We talked to Dr. Lindsey Wurtzel, of Wurtzel Family Dentistry, to get the answer to these questions and more. The expert dentists in their family dentistry practice offered great advice on how to reduce the risk of cavities and why it’s so important to care for your child’s first teeth. Dr. Lindsey also offered some great tips on how to prepare for your child’s first dental office visit.
You’re a family of dentists. Tell us why the Wurtzel family is so passionate about family dental health?
We are a father and two children practice passionate about treating families of all ages. Your teeth are important for your overall health, quality of life, and self esteem. My father’s first practice motto was “ We cater to cowards” and we want your first dental experience here to be a great one!
What are some easy ways to reduce my child’s risk for cavities?

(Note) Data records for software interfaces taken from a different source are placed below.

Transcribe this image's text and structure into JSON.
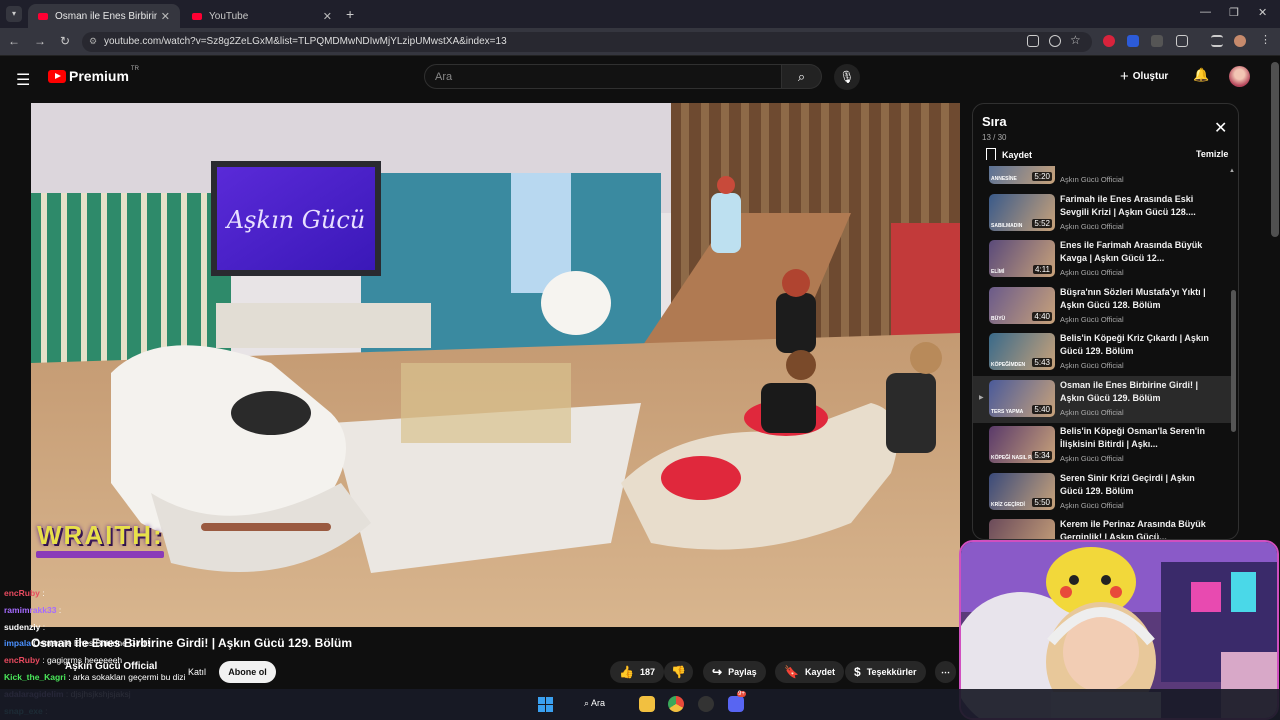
{
  "browser": {
    "tabs": [
      {
        "title": "Osman ile Enes Birbirine Girdi! |",
        "active": true
      },
      {
        "title": "YouTube",
        "active": false
      }
    ],
    "url": "youtube.com/watch?v=Sz8g2ZeLGxM&list=TLPQMDMwNDIwMjYLzipUMwstXA&index=13"
  },
  "header": {
    "logo": "Premium",
    "region": "TR",
    "search_placeholder": "Ara",
    "create_label": "Oluştur"
  },
  "queue": {
    "title": "Sıra",
    "position": "13 / 30",
    "save_label": "Kaydet",
    "clear_label": "Temizle",
    "items": [
      {
        "title": "",
        "channel": "Aşkın Gücü Official",
        "duration": "5:20",
        "thumb_text": "ANNESİNE",
        "active": false
      },
      {
        "title": "Farimah ile Enes Arasında Eski Sevgili Krizi | Aşkın Gücü 128....",
        "channel": "Aşkın Gücü Official",
        "duration": "5:52",
        "thumb_text": "SABILMADIN",
        "active": false
      },
      {
        "title": "Enes ile Farimah Arasında Büyük Kavga | Aşkın Gücü 12...",
        "channel": "Aşkın Gücü Official",
        "duration": "4:11",
        "thumb_text": "ELİMİ",
        "active": false
      },
      {
        "title": "Büşra'nın Sözleri Mustafa'yı Yıktı | Aşkın Gücü 128. Bölüm",
        "channel": "Aşkın Gücü Official",
        "duration": "4:40",
        "thumb_text": "BÜYÜ",
        "active": false
      },
      {
        "title": "Belis'in Köpeği Kriz Çıkardı | Aşkın Gücü 129. Bölüm",
        "channel": "Aşkın Gücü Official",
        "duration": "5:43",
        "thumb_text": "KÖPEĞİMDEN",
        "active": false
      },
      {
        "title": "Osman ile Enes Birbirine Girdi! | Aşkın Gücü 129. Bölüm",
        "channel": "Aşkın Gücü Official",
        "duration": "5:40",
        "thumb_text": "TERS YAPMA",
        "active": true
      },
      {
        "title": "Belis'in Köpeği Osman'la Seren'in İlişkisini Bitirdi | Aşkı...",
        "channel": "Aşkın Gücü Official",
        "duration": "5:34",
        "thumb_text": "KÖPEĞİ NASIL PAYLAŞ",
        "active": false
      },
      {
        "title": "Seren Sinir Krizi Geçirdi | Aşkın Gücü 129. Bölüm",
        "channel": "Aşkın Gücü Official",
        "duration": "5:50",
        "thumb_text": "KRİZ GEÇİRDİ",
        "active": false
      },
      {
        "title": "Kerem ile Perinaz Arasında Büyük Gerginlik! | Aşkın Gücü...",
        "channel": "",
        "duration": "",
        "thumb_text": "",
        "active": false
      }
    ]
  },
  "video": {
    "title": "Osman ile Enes Birbirine Girdi! | Aşkın Gücü 129. Bölüm",
    "channel": "Aşkın Gücü Official",
    "join_label": "Katıl",
    "subscribe_label": "Abone ol",
    "likes": "187",
    "share_label": "Paylaş",
    "save_label": "Kaydet",
    "thanks_label": "Teşekkürler",
    "screen_logo": "Aşkın Gücü"
  },
  "overlay": {
    "badge": "WRAITH:",
    "chat": [
      {
        "user": "encRuby",
        "msg": ":",
        "color": "#e84a5f"
      },
      {
        "user": "ramimrakk33",
        "msg": ":",
        "color": "#a56bff"
      },
      {
        "user": "sudenziy",
        "msg": ":",
        "color": "#ffffff"
      },
      {
        "user": "impala",
        "msg": "Osman ile Enes Birbirine Girdi!",
        "color": "#4a90ff"
      },
      {
        "user": "encRuby",
        "msg": ": gagigrms heeeeeeh",
        "color": "#e84a5f"
      },
      {
        "user": "Kick_the_Kagri",
        "msg": ": arka sokakları geçermi bu dizi",
        "color": "#4ae85a"
      },
      {
        "user": "adalaragidelim",
        "msg": ": djsjhsjkshjsjaksj",
        "color": "#c8b4ff"
      },
      {
        "user": "snap_exe",
        "msg": ":",
        "color": "#4ae8e0"
      }
    ]
  },
  "taskbar": {
    "search_label": "Ara",
    "discord_badge": "9+"
  },
  "colors": {
    "yt_red": "#ff0000",
    "bg": "#0f0f0f",
    "cam_border": "#d04fc0"
  }
}
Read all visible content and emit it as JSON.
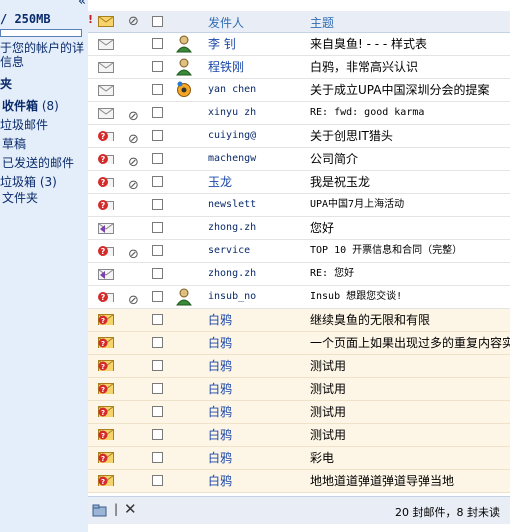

Cavities are formed from weakened enamel which collapses to form a cavity and the tooth is progressively destroyed. Dental caries is caused by the action of acids on the enamel surface. The acid is produced when sugars (mainly sucrose) in foods or drinks react with bacteria present in the dental biofilm (plaque) on the tooth surface. Practicing good oral hygiene, healthy eating habits, and assessing your child risk factor for cavities are all important to reducing the risk of cavities.
Halloween is coming! Should my child have any candy?
Sugar snacks are up to every parent. Sugar in small moderation with good oral hygiene is okay; however be aware of how much and for how long your child is consuming candy.
Why are the Primary Teeth (baby teeth) so important?
It is very important to maintain the health of the primary teeth. Neglected cavities can and frequently do lead to problems which affect developing permanent teeth. Primary teeth, or baby teeth are important for: proper chewing and eating, providing space for the permanent teeth and guiding them into the correct position, and permitting normal development of the jaw bones and muscles. Primary teeth also affect the development of speech and add to an attractive appearance.
Child’s First Dental Check? Here’s how to Prepare
Think about timing. It’s important for a child of any age who’s used to a nap to get one before their appointment. For older kids avoid cramming in a dental appointment right after day camp or school.
Make an older child a model. If you have two kids, send the one who is most comfortable with going to the dentist first to ease others fears.
Eat first. Make sure your child eats a light meal before getting in the dental chair.